*TASK ITEM:* The records that follow must be repeated exactly, line by line.

*PROVIDED ENTRIES:*
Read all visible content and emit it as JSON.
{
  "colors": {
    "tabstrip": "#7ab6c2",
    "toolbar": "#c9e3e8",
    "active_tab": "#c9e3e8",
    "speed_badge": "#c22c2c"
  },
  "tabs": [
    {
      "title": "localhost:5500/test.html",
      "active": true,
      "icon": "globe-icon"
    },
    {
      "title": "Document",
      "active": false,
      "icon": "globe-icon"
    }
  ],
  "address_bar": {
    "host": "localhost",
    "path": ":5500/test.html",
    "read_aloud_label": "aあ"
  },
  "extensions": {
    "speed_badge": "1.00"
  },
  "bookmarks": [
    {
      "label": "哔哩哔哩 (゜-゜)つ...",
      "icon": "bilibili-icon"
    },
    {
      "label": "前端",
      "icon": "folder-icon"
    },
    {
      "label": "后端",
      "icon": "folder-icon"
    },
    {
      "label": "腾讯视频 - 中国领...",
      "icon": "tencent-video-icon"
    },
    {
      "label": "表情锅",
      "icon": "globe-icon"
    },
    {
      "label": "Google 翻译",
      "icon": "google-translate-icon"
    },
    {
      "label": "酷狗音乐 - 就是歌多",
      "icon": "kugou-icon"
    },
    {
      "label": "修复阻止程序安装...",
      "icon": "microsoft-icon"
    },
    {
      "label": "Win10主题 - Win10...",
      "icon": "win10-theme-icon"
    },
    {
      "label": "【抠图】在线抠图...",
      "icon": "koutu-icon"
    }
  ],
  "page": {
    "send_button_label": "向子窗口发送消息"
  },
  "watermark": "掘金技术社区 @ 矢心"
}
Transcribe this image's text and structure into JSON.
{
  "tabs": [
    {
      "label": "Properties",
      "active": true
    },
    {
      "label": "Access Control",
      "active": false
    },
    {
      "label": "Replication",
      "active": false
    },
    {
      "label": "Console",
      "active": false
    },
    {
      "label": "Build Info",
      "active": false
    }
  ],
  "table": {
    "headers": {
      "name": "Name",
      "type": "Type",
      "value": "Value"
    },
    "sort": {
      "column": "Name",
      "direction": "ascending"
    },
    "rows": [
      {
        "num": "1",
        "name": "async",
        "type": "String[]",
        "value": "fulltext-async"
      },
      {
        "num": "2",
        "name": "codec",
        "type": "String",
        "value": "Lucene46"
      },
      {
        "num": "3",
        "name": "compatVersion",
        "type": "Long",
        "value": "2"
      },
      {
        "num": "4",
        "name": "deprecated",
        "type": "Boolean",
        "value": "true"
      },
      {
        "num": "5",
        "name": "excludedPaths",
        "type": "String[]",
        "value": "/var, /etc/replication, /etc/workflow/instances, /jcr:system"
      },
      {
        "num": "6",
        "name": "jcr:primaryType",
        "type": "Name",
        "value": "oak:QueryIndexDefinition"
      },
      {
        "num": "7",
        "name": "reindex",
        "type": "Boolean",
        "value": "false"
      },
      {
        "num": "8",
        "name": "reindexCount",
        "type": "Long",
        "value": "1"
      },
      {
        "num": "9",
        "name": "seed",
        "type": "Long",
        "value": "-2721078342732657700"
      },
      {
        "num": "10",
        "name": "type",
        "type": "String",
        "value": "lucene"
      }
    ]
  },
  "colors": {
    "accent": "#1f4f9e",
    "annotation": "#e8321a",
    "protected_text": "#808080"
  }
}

*RESPONSE BOX:*
Read all visible content and emit it as JSON.
{
  "colors": {
    "tabstrip": "#7ab6c2",
    "toolbar": "#c9e3e8",
    "active_tab": "#c9e3e8",
    "speed_badge": "#c22c2c"
  },
  "tabs": [
    {
      "title": "localhost:5500/test.html",
      "active": true,
      "icon": "globe-icon"
    },
    {
      "title": "Document",
      "active": false,
      "icon": "globe-icon"
    }
  ],
  "address_bar": {
    "host": "localhost",
    "path": ":5500/test.html",
    "read_aloud_label": "aあ"
  },
  "extensions": {
    "speed_badge": "1.00"
  },
  "bookmarks": [
    {
      "label": "哔哩哔哩 (゜-゜)つ...",
      "icon": "bilibili-icon"
    },
    {
      "label": "前端",
      "icon": "folder-icon"
    },
    {
      "label": "后端",
      "icon": "folder-icon"
    },
    {
      "label": "腾讯视频 - 中国领...",
      "icon": "tencent-video-icon"
    },
    {
      "label": "表情锅",
      "icon": "globe-icon"
    },
    {
      "label": "Google 翻译",
      "icon": "google-translate-icon"
    },
    {
      "label": "酷狗音乐 - 就是歌多",
      "icon": "kugou-icon"
    },
    {
      "label": "修复阻止程序安装...",
      "icon": "microsoft-icon"
    },
    {
      "label": "Win10主题 - Win10...",
      "icon": "win10-theme-icon"
    },
    {
      "label": "【抠图】在线抠图...",
      "icon": "koutu-icon"
    }
  ],
  "page": {
    "send_button_label": "向子窗口发送消息"
  },
  "watermark": "掘金技术社区 @ 矢心"
}
Transcribe this image's text and structure into JSON.
{
  "tabs": [
    {
      "label": "Properties",
      "active": true
    },
    {
      "label": "Access Control",
      "active": false
    },
    {
      "label": "Replication",
      "active": false
    },
    {
      "label": "Console",
      "active": false
    },
    {
      "label": "Build Info",
      "active": false
    }
  ],
  "table": {
    "headers": {
      "name": "Name",
      "type": "Type",
      "value": "Value"
    },
    "sort": {
      "column": "Name",
      "direction": "ascending"
    },
    "rows": [
      {
        "num": "1",
        "name": "async",
        "type": "String[]",
        "value": "fulltext-async"
      },
      {
        "num": "2",
        "name": "codec",
        "type": "String",
        "value": "Lucene46"
      },
      {
        "num": "3",
        "name": "compatVersion",
        "type": "Long",
        "value": "2"
      },
      {
        "num": "4",
        "name": "deprecated",
        "type": "Boolean",
        "value": "true"
      },
      {
        "num": "5",
        "name": "excludedPaths",
        "type": "String[]",
        "value": "/var, /etc/replication, /etc/workflow/instances, /jcr:system"
      },
      {
        "num": "6",
        "name": "jcr:primaryType",
        "type": "Name",
        "value": "oak:QueryIndexDefinition"
      },
      {
        "num": "7",
        "name": "reindex",
        "type": "Boolean",
        "value": "false"
      },
      {
        "num": "8",
        "name": "reindexCount",
        "type": "Long",
        "value": "1"
      },
      {
        "num": "9",
        "name": "seed",
        "type": "Long",
        "value": "-2721078342732657700"
      },
      {
        "num": "10",
        "name": "type",
        "type": "String",
        "value": "lucene"
      }
    ]
  },
  "colors": {
    "accent": "#1f4f9e",
    "annotation": "#e8321a",
    "protected_text": "#808080"
  }
}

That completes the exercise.